His comments come after figures for the Government's finances published yesterday show the operating balance excluding gains and losses (Obegal), which strips out unrealised investment gains or losses, for the 11 months to May 31 was a deficit of $4.7 billion.

That was $1.1 billion, or 18.5 per cent, lower than forecast for the period in May's Budget.

"In many ways, restraint in the public sector is only just starting," English said.

"In our first two Budgets, the Government took early steps to bring deficits and Government debt under control. We will build on that over the next few years by living within our $1.1 billion annual allowance for extra operating spending and weeding out lower-priority spending.

"We still have a significant medium-term challenge to get back to surplus as soon as possible."

The Government's financial statements, published by the Treasury, show that for the 11 months to the end of May core Crown tax revenue was $243 million or 0.5 per cent higher than forecast, mainly due to GST revenue being up $238 million or 2.2 per cent.

The GST variance was expected to reverse next month, leaving tax revenue close to the full-year forecast.

Core Crown expenses continued to be behind forecast, with the variance growing from $416 million in the 10 months to April to $558 million in the 11 months to May. The core expenses were 1 per cent lower than forecast.

Factors contributing to the lower core expenses included $82 million or 0.4 per cent lower than forecast spending on social security and welfare spending.

The largest factor was family tax credits $94 million below forecast, driven by fewer recipients and an incorrect split of forecast expense between May and June. It was expected some of that difference would be reversed for June, Treasury said.

The operating balance deficit for the 11 months came in $73 million or 3.5 per cent worse than expected at $2.2 billion. That was due to the downturn in global equity markets, triggered by the European sovereign debt crisis, leading to a fall in gains on the Crown's investment portfolios, Treasury said.

Year-to-date investment income for the NZS Fund was $203 million below forecast, and that for ACC $208 million below. ACC had reported a year-to-date actuarial loss of $35 million, compared with a forecast gain of $204 million.

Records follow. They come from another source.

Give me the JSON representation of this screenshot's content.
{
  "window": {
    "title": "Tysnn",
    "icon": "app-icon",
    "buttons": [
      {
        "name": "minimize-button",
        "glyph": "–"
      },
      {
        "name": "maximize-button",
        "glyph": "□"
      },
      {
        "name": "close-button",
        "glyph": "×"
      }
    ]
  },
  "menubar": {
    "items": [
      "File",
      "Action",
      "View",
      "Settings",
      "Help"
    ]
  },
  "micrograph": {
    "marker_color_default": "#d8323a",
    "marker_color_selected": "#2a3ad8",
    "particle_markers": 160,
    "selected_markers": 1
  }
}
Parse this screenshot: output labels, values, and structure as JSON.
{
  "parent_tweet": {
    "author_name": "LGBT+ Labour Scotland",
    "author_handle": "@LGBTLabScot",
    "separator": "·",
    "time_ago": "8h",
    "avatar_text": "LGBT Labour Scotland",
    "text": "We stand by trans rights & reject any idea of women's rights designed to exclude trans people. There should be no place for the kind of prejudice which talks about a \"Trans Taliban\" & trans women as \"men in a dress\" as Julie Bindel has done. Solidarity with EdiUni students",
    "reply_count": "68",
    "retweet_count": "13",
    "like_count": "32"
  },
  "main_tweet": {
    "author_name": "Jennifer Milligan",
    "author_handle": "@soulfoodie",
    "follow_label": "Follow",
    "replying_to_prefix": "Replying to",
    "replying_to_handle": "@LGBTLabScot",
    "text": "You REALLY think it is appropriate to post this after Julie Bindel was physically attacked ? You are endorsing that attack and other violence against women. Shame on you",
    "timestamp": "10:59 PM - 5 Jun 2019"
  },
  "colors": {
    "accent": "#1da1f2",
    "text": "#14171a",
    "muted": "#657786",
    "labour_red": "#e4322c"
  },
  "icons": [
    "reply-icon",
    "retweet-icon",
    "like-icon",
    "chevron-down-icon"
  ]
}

Gross debt was $685 million (1.3 per cent) lower than expected due to market conditions limiting the issuance of Government stock and treasury bills, which were $465 million and $812 million below forecast, respectively.

Net debt was close to forecast at $25.4 billion, 13.6 per cent of GDP.